• _Data under study_:
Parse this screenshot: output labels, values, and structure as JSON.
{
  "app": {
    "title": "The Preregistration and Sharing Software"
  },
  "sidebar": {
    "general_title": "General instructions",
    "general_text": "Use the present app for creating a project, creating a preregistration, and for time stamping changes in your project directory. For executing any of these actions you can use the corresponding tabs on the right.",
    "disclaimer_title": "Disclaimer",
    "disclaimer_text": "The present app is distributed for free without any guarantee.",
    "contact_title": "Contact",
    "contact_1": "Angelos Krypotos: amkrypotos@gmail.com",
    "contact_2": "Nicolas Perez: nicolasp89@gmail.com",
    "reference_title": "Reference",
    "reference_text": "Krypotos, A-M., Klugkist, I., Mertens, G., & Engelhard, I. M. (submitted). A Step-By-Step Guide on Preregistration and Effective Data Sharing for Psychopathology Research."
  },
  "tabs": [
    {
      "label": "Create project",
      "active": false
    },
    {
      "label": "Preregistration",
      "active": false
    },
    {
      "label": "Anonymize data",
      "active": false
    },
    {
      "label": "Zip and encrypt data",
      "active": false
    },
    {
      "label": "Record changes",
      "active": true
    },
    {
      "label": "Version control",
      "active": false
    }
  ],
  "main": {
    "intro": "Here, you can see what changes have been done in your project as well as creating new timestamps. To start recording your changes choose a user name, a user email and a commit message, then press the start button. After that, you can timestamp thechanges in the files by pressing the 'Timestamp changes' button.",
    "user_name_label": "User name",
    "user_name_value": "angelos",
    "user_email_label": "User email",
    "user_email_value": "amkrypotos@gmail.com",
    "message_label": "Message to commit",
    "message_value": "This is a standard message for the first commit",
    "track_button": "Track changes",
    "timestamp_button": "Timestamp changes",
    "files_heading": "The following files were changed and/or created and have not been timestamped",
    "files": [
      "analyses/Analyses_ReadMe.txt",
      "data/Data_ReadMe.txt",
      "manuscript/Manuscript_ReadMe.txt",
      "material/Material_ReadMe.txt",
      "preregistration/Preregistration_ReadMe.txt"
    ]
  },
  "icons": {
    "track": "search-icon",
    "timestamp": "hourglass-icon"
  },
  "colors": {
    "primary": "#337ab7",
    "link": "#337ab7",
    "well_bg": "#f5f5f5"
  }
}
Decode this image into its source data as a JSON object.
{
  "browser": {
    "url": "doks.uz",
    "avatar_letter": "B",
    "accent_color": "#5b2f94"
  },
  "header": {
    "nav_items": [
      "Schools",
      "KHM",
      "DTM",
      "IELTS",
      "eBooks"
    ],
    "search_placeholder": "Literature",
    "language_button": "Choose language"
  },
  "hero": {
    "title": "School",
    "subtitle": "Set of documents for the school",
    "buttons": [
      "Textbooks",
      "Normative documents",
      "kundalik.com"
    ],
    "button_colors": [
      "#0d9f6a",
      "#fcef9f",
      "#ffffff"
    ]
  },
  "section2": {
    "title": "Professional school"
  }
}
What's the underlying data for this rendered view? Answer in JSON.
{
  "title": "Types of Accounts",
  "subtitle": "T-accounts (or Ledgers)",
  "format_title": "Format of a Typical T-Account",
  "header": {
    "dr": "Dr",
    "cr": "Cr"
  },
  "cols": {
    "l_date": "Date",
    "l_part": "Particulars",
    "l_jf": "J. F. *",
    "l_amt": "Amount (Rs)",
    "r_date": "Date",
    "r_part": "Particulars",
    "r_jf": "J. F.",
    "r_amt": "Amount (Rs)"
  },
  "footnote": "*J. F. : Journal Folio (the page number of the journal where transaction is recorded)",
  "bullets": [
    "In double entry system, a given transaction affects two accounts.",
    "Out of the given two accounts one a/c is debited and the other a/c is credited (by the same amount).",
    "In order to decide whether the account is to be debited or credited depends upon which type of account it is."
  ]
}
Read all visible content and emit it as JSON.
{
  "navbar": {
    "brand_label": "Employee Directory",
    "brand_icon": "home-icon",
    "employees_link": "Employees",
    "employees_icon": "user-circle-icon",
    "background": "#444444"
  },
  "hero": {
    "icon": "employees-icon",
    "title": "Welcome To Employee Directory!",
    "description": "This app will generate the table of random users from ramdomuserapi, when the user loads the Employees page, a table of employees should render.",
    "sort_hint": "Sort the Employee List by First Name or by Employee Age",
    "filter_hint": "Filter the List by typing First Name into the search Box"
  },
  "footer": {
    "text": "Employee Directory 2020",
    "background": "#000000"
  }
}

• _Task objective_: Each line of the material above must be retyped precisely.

• _Reply_:
Parse this screenshot: output labels, values, and structure as JSON.
{
  "app": {
    "title": "The Preregistration and Sharing Software"
  },
  "sidebar": {
    "general_title": "General instructions",
    "general_text": "Use the present app for creating a project, creating a preregistration, and for time stamping changes in your project directory. For executing any of these actions you can use the corresponding tabs on the right.",
    "disclaimer_title": "Disclaimer",
    "disclaimer_text": "The present app is distributed for free without any guarantee.",
    "contact_title": "Contact",
    "contact_1": "Angelos Krypotos: amkrypotos@gmail.com",
    "contact_2": "Nicolas Perez: nicolasp89@gmail.com",
    "reference_title": "Reference",
    "reference_text": "Krypotos, A-M., Klugkist, I., Mertens, G., & Engelhard, I. M. (submitted). A Step-By-Step Guide on Preregistration and Effective Data Sharing for Psychopathology Research."
  },
  "tabs": [
    {
      "label": "Create project",
      "active": false
    },
    {
      "label": "Preregistration",
      "active": false
    },
    {
      "label": "Anonymize data",
      "active": false
    },
    {
      "label": "Zip and encrypt data",
      "active": false
    },
    {
      "label": "Record changes",
      "active": true
    },
    {
      "label": "Version control",
      "active": false
    }
  ],
  "main": {
    "intro": "Here, you can see what changes have been done in your project as well as creating new timestamps. To start recording your changes choose a user name, a user email and a commit message, then press the start button. After that, you can timestamp thechanges in the files by pressing the 'Timestamp changes' button.",
    "user_name_label": "User name",
    "user_name_value": "angelos",
    "user_email_label": "User email",
    "user_email_value": "amkrypotos@gmail.com",
    "message_label": "Message to commit",
    "message_value": "This is a standard message for the first commit",
    "track_button": "Track changes",
    "timestamp_button": "Timestamp changes",
    "files_heading": "The following files were changed and/or created and have not been timestamped",
    "files": [
      "analyses/Analyses_ReadMe.txt",
      "data/Data_ReadMe.txt",
      "manuscript/Manuscript_ReadMe.txt",
      "material/Material_ReadMe.txt",
      "preregistration/Preregistration_ReadMe.txt"
    ]
  },
  "icons": {
    "track": "search-icon",
    "timestamp": "hourglass-icon"
  },
  "colors": {
    "primary": "#337ab7",
    "link": "#337ab7",
    "well_bg": "#f5f5f5"
  }
}
Decode this image into its source data as a JSON object.
{
  "browser": {
    "url": "doks.uz",
    "avatar_letter": "B",
    "accent_color": "#5b2f94"
  },
  "header": {
    "nav_items": [
      "Schools",
      "KHM",
      "DTM",
      "IELTS",
      "eBooks"
    ],
    "search_placeholder": "Literature",
    "language_button": "Choose language"
  },
  "hero": {
    "title": "School",
    "subtitle": "Set of documents for the school",
    "buttons": [
      "Textbooks",
      "Normative documents",
      "kundalik.com"
    ],
    "button_colors": [
      "#0d9f6a",
      "#fcef9f",
      "#ffffff"
    ]
  },
  "section2": {
    "title": "Professional school"
  }
}
What's the underlying data for this rendered view? Answer in JSON.
{
  "title": "Types of Accounts",
  "subtitle": "T-accounts (or Ledgers)",
  "format_title": "Format of a Typical T-Account",
  "header": {
    "dr": "Dr",
    "cr": "Cr"
  },
  "cols": {
    "l_date": "Date",
    "l_part": "Particulars",
    "l_jf": "J. F. *",
    "l_amt": "Amount (Rs)",
    "r_date": "Date",
    "r_part": "Particulars",
    "r_jf": "J. F.",
    "r_amt": "Amount (Rs)"
  },
  "footnote": "*J. F. : Journal Folio (the page number of the journal where transaction is recorded)",
  "bullets": [
    "In double entry system, a given transaction affects two accounts.",
    "Out of the given two accounts one a/c is debited and the other a/c is credited (by the same amount).",
    "In order to decide whether the account is to be debited or credited depends upon which type of account it is."
  ]
}
Read all visible content and emit it as JSON.
{
  "navbar": {
    "brand_label": "Employee Directory",
    "brand_icon": "home-icon",
    "employees_link": "Employees",
    "employees_icon": "user-circle-icon",
    "background": "#444444"
  },
  "hero": {
    "icon": "employees-icon",
    "title": "Welcome To Employee Directory!",
    "description": "This app will generate the table of random users from ramdomuserapi, when the user loads the Employees page, a table of employees should render.",
    "sort_hint": "Sort the Employee List by First Name or by Employee Age",
    "filter_hint": "Filter the List by typing First Name into the search Box"
  },
  "footer": {
    "text": "Employee Directory 2020",
    "background": "#000000"
  }
}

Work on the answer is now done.